High school graduation rates for 2017 show 1.2% year-over-year increase

High school graduation rates for 2017 show 1.2% year-over-year increase

High school graduation rates for 2017 show 1.2% year-over-year increase

The district graduation rate - which includes students who don't attend the high school - was at 57 percent in June, down from 62 percent the year before.

Statewide, the June graduation rate was 80.2 percent, up from 79.7 percent in 2016.

"We are so proud of everyone who works diligently to challenge our students and help them achieve", Superintendent Dr. Melissa Burak said in a release.

Idaho's 2017 high school graduation rate is unchanged from 2016, according to data released Wednesday by the State Department of Education.

In Rochester, district leaders said the 4.2 percent bump, the largest among urban districts, shows the district is "beginning to disrupt patterns of failure by keeping focus on every student by face and name to and through graduation".

"We need to take a closer look to retain "L" students to stay in school and graduate", Elia commented. The district will continue to offer more advanced coursework, innovative high schools, and alternate pathways to graduation. State education officials say black, Hispanic and white students all made small gains in the four-year graduation rate, but a 20-point gap exists between white students and their minority peers. Last year, the Legislature approved increased funding for college and career advising and the State Board has requested an additional $5 million this year to expand those efforts to freshmen and sophomore students. In Chautauqua County, students who are not considered economically disadvantaged graduated resulted in an 89 percent graduation rate, with 47 percent earning a Regents with Advanced Designation, while 75 percent of students who are considered economically disadvantaged graduated with 15 percent of those students earning a Regents with Advanced Designation. The Idaho Distance Education Academy posted the highest rate among virtual schools, at 75.5 percent.

The Alliance for Quality Education also issued a statement saying even with the rates rising, "disparities persist". But Asian and black students saw the highest gains in graduation rates over a year ago. They also posted the highest gain from a year ago with a 1.8-point hike.
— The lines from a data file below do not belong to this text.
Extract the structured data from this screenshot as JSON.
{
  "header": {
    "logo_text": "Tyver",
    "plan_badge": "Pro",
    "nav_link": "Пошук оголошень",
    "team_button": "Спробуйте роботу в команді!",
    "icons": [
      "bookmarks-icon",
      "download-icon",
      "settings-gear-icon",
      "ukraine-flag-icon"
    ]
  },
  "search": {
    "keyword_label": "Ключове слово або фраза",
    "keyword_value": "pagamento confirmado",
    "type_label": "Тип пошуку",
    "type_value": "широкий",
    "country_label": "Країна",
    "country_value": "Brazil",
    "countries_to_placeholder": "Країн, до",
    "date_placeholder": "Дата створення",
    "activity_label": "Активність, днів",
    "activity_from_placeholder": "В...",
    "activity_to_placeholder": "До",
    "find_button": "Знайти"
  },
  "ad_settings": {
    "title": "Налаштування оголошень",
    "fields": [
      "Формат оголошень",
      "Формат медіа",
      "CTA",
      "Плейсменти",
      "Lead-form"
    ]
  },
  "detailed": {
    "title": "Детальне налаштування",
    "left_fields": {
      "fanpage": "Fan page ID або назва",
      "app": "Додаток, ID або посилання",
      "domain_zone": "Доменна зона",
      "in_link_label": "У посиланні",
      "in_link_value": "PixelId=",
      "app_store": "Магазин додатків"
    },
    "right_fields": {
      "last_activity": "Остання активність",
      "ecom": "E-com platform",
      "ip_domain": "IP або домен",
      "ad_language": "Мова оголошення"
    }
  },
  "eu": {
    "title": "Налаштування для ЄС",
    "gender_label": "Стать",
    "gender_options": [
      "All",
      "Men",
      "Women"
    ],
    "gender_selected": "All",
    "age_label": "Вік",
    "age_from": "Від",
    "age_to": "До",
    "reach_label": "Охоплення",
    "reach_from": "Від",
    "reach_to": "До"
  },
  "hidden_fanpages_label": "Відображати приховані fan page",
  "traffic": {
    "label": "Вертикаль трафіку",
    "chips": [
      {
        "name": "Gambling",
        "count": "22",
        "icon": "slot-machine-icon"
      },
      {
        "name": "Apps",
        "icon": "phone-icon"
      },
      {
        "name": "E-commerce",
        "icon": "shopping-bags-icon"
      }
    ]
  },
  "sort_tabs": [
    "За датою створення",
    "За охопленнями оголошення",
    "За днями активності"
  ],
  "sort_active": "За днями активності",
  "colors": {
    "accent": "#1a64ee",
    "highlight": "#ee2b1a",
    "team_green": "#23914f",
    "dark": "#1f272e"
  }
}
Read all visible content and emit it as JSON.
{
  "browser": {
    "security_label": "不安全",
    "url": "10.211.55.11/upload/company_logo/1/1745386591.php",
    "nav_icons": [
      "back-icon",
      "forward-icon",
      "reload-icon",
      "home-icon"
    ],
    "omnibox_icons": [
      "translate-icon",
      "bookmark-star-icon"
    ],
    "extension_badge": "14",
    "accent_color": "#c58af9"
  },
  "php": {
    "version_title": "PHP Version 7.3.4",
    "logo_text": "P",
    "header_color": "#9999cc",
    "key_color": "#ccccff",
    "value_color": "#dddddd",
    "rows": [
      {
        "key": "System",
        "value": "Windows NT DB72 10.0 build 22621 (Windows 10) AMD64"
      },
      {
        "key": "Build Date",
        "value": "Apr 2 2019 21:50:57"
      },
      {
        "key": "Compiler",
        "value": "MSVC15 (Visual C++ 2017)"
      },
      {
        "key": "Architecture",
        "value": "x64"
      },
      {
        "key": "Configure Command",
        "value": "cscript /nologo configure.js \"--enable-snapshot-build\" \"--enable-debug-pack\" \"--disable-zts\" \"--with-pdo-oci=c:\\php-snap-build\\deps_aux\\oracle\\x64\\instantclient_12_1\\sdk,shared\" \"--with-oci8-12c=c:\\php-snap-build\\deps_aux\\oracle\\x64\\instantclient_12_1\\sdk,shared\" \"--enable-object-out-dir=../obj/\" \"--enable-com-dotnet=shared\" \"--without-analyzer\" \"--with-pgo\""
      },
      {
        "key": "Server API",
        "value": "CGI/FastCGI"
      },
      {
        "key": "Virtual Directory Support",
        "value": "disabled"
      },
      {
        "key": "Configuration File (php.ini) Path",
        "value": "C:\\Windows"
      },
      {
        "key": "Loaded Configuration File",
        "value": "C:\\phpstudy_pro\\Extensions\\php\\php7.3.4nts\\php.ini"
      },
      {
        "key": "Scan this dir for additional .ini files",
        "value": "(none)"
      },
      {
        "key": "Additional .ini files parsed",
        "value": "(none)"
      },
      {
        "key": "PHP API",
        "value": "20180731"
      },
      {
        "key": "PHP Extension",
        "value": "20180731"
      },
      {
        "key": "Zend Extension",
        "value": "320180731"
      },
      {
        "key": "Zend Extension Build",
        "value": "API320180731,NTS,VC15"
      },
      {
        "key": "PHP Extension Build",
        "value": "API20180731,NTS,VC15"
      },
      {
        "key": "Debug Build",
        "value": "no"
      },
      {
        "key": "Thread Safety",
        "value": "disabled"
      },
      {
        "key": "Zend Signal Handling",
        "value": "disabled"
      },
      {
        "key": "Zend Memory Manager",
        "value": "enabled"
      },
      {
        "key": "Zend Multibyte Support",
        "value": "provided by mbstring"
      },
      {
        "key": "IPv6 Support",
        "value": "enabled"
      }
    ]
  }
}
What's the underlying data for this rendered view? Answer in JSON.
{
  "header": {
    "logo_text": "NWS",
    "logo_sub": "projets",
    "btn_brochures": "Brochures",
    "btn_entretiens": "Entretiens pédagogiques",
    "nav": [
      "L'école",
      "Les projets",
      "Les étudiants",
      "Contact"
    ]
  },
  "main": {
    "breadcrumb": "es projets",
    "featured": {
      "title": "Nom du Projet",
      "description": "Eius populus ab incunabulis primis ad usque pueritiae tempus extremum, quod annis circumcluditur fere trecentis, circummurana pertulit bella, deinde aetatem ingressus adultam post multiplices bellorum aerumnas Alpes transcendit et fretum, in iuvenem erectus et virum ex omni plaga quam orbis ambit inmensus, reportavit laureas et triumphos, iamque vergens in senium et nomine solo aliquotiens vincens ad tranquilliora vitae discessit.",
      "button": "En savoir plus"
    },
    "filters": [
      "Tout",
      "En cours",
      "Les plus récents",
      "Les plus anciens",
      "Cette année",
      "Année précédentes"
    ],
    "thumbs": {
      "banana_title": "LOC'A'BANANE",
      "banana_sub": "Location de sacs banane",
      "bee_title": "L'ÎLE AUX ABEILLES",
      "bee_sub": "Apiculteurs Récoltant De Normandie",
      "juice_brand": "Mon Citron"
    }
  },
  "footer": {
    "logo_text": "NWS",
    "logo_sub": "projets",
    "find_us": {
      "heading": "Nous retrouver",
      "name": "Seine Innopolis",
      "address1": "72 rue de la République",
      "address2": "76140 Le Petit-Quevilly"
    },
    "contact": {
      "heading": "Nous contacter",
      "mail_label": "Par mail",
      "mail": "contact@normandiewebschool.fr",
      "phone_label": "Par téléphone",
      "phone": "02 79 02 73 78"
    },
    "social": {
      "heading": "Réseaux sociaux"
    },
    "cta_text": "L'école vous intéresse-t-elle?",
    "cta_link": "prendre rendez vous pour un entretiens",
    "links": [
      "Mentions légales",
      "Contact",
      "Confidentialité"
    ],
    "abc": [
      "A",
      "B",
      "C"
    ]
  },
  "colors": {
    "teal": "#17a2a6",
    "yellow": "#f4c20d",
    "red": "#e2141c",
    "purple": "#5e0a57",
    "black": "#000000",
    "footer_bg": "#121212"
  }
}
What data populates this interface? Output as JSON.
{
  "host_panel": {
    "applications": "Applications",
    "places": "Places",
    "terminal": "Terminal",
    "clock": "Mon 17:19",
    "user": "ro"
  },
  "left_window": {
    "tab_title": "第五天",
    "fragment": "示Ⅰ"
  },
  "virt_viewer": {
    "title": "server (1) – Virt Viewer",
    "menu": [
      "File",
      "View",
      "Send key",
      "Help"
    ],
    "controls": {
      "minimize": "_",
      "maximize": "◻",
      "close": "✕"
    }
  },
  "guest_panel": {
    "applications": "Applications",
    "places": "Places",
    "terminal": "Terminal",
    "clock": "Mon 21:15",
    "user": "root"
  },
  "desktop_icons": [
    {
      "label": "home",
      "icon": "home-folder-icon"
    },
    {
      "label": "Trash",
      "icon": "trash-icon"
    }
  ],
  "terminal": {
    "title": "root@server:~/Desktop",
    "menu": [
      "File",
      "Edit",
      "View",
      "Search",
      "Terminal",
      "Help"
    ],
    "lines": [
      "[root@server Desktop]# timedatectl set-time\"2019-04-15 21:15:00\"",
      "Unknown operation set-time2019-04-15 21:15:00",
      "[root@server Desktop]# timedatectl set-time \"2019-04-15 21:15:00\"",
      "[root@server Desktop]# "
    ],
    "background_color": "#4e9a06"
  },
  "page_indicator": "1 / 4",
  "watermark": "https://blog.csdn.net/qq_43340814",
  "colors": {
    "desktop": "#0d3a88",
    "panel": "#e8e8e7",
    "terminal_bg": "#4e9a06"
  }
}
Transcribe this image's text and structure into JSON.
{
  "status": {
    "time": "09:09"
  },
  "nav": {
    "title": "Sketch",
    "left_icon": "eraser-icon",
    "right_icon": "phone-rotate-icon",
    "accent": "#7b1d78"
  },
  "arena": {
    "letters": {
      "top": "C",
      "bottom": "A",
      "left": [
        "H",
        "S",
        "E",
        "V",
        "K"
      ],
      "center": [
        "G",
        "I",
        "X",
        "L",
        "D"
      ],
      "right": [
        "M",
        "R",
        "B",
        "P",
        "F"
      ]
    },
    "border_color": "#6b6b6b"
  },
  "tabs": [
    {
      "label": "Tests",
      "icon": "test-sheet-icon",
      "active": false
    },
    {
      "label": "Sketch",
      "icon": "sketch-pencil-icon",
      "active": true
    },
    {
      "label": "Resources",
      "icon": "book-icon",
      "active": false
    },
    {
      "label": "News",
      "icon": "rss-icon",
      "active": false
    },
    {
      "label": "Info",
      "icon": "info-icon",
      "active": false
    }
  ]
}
"If we are going to make NY City the fairest big city in America, it starts with giving our kids the education we deserve, and we are executing that vision every day", de Blasio said.

The state's rate has ticked up each of the past five years, steadily increasing from 74.9 percent in 2013 after remaining flat at 74 percent in 2011 and 2012.

Related news